Take everything we’ve discussed thus far and add an unbelievable dose of pressure on top. He probably placed most of the pressure on himself to maintain his star status, but we have to imagine that he felt pressure from the family to maintain the lifestyle. Add to that, the pressure of having someone like Johnny Carson as a private investor. Having Carson on board was probably a boon in the beginning, as all DeLorean had to say was, “Carson’s on board,” to entice future investors. That line alone, probably quintupled his investments. When matters go awry, as they did for DeLorean, he likely feared Carson using his late-night show to exact revenge. Coupled with all that, was the idea that Britain invested $140 million, and DeLorean had the economy of Northern Ireland counting on his success. That unbelievable amount of pressure might have played a role in John DeLorean eventually doing what he did.
The final truth is we’ll never know why DeLorean did what he did, but the otherwise unwatchable movie Game Change served up a quote that sums John DeLorean up well. When speaking of why presidential candidate John McCain does what he does to try to have even his most ardent adversaries love him, his campaign adviser says, “If we could explain why they do the things they do, we’d probably have more of them.”
Is it possible that John Zachary DeLorean was the equivalent of an early 20th Century huckster? Of course it’s possible, but I don’t see how anyone can approach the full story of DeLorean’s career, with an open mind, and walk away thinking it’s probable that he stepped out of the offices of GM set to defraud the world.
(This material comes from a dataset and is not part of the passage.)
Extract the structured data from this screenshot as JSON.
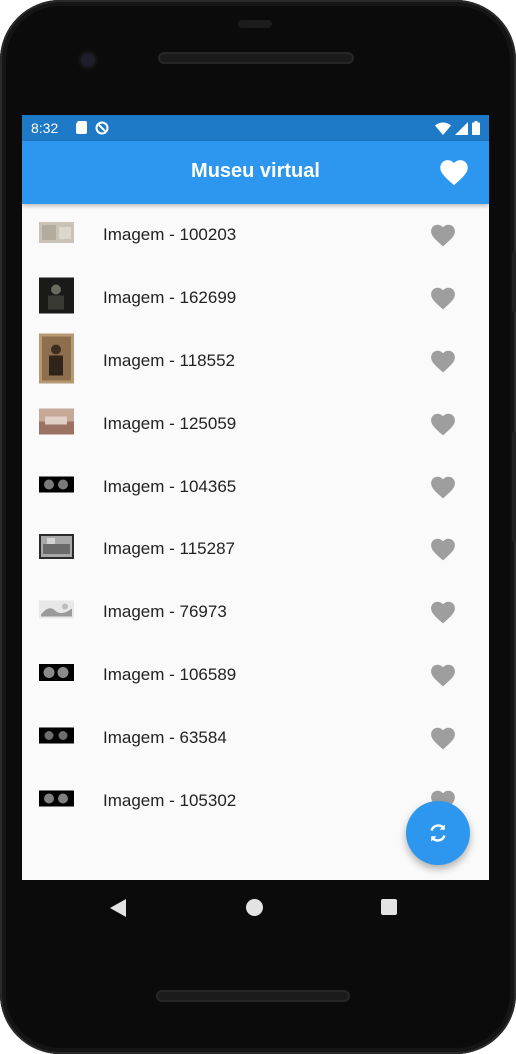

When I watched Framing DeLorean, I did not see the main character as a malevolent Oliver Stone character. I saw a Coen Brothers character. I saw a plot that involves a man falling prey to a series of actions and reactions that could’ve been avoided if he just did that one now frustrating thing that could’ve solved the problem early on.